Press Release March 05, 2019

The Jackson Laboratory To Offer MS-NASH Obesity and Metabolic Syndrome Mouse Model

Crown Bioscience selects JAX to distribute MS-NASH, a model that more closely mirrors human disease development.

The Jackson Laboratory (JAX) today announced that it has added the “MS-NASH” mouse (formerly called FATZO) to its robust JAX® Mice portfolio. The independent, nonprofit biomedical research organization will begin providing this mouse model to researchers—interested in studying obesity and metabolic syndrome—around the world at the end of February 2019. The model was recently acquired from Crown Bioscience (CrownBio), a global drug discovery and development services company, which originally developed MS-NASH mouse and selected JAX for exclusive distribution because of its expertise in the breeding, production, and delivery of high-quality mouse models to the global research community.
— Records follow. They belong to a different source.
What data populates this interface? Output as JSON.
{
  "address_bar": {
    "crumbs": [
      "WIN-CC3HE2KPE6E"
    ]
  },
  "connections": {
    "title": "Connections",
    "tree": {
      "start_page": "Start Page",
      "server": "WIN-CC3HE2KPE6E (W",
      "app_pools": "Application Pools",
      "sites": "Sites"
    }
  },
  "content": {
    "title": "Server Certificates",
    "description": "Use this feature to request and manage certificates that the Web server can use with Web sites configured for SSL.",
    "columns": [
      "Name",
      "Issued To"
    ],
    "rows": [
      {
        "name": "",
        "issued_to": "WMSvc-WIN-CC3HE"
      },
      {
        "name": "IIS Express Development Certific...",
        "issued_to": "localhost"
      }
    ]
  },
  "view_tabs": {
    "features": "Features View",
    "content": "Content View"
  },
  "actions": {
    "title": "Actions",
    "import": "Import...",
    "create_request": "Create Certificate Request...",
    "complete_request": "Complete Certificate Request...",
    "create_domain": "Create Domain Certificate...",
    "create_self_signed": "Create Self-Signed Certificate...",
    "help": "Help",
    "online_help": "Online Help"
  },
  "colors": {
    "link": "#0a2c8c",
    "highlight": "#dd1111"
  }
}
This is part of an ongoing collaborative relationship between JAX and Crownbio.

The MS-NASH mouse, stock number 030888, is a translationally-relevant, inbred polygenic mouse model ideal for the study of obesity, metabolic syndrome and diabetes, as well as drug development. This model is sensitive to developing obesity and metabolic syndrome under the influence of high fat diet, which has been shown to be a key factor for humans developing these conditions. Furthermore, the MS-NASH mouse has a human-like disease progression, making it ideal for modeling human metabolic syndrome.
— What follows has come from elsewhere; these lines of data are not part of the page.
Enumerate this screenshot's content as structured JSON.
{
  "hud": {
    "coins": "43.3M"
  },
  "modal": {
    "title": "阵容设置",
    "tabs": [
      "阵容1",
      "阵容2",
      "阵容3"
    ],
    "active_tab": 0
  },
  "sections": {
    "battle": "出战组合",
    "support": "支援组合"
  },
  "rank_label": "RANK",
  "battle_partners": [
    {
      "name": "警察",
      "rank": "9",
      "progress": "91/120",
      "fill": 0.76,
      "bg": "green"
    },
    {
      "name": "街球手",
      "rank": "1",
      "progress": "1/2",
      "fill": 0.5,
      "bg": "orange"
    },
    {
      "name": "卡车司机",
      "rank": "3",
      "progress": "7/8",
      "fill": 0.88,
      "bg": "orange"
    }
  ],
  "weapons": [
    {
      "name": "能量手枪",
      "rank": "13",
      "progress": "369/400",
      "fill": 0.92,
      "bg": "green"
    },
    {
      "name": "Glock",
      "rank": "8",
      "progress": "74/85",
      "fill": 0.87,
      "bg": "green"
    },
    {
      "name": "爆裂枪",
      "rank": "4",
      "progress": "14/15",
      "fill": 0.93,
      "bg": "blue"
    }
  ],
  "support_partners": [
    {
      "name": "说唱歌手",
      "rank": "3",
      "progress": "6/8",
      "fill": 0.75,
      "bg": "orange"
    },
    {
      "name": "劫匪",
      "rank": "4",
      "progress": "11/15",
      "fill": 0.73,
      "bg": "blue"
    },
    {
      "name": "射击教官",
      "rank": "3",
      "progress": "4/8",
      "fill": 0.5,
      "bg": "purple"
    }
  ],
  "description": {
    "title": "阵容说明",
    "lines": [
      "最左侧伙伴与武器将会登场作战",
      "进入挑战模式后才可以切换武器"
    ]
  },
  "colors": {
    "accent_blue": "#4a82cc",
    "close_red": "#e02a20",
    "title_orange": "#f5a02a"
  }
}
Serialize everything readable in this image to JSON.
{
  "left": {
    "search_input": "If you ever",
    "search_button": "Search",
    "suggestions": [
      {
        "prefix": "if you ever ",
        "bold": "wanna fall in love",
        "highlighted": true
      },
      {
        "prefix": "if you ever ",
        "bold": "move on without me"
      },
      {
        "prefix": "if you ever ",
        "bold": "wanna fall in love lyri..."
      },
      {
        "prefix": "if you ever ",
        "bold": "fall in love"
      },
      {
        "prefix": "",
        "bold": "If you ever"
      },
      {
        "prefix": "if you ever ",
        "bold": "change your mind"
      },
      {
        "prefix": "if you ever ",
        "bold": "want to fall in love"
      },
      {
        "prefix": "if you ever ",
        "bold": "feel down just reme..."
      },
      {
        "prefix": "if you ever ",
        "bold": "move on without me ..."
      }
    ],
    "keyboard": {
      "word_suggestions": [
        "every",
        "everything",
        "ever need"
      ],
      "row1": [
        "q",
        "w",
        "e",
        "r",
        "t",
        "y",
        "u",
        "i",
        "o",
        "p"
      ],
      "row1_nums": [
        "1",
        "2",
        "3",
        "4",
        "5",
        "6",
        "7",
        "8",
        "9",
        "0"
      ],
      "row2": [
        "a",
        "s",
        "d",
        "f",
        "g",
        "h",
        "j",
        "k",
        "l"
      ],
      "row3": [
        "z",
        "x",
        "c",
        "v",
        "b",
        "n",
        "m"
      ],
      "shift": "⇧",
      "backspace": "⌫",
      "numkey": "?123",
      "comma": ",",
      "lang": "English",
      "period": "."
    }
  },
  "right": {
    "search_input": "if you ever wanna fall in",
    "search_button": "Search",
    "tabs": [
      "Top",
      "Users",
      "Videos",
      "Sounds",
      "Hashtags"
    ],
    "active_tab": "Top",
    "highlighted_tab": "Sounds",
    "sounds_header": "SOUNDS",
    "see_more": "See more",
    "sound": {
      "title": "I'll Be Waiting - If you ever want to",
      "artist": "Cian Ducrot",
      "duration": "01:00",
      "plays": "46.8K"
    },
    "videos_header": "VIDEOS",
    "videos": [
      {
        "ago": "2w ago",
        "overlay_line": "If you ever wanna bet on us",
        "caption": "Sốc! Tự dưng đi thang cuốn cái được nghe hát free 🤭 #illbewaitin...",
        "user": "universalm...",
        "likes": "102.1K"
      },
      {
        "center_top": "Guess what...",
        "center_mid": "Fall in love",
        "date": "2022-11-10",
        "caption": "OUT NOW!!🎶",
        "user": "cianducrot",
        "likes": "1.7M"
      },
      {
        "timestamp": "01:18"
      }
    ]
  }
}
“We are excited to expand our already extensive metabolic portfolio with the Ms-NASH mouse,” said Stephanie Dion, senior business unit manager, JAX® Mice. “As the exclusive distributor, JAX will provide worldwide access of this model, and help the research community more accurately model metabolic syndromes and improve drug design that lead to cures.”
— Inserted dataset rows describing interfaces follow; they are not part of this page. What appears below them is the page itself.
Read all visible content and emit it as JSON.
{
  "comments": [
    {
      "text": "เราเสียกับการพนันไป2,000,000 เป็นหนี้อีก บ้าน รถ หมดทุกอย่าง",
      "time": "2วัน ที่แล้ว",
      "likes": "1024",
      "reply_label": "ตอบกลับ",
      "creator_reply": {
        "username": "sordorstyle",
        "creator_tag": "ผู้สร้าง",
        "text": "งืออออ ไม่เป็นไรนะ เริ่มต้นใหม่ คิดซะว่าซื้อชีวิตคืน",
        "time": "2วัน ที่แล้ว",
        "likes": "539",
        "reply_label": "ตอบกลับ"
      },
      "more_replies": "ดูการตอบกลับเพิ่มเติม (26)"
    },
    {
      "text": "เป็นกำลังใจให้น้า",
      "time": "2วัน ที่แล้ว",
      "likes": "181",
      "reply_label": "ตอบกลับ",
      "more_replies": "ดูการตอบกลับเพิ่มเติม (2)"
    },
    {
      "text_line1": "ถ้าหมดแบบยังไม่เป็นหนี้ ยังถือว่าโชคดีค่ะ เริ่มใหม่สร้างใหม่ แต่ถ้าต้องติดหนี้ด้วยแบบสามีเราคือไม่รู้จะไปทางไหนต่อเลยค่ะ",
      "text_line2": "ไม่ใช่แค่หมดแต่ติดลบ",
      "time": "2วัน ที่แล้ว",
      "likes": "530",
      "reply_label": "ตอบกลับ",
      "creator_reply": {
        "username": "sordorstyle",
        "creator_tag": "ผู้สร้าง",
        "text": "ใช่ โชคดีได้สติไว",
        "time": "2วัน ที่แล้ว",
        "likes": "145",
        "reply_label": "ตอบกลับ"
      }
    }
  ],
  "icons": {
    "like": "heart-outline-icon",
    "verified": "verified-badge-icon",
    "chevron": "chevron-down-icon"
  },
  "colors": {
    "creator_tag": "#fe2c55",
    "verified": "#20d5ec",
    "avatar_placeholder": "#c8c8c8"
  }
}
Benefits of the metabolic syndrome development in MS-NASH mouse include:

  • Retaining intact leptin pathway consistent with human disease, unlike conventional rodent models of metabolic syndrome,
  • More closely resembling human disease with spontaneous obesity, dyslipidemia, and rapid insulin resistance,
  • Developing liver steatosis leading to NAFLD/NASH,
  • Enabling evaluation of pharmacological interventions, and
  • Alignment with human response to anti-diabetic standard of care treatments.

In a nutshell, MS-NASH model more closely mimics human metabolic syndrome phenotypes than previous models. Click here to order or learn more about the MS-NASH model, visit JAX’s website.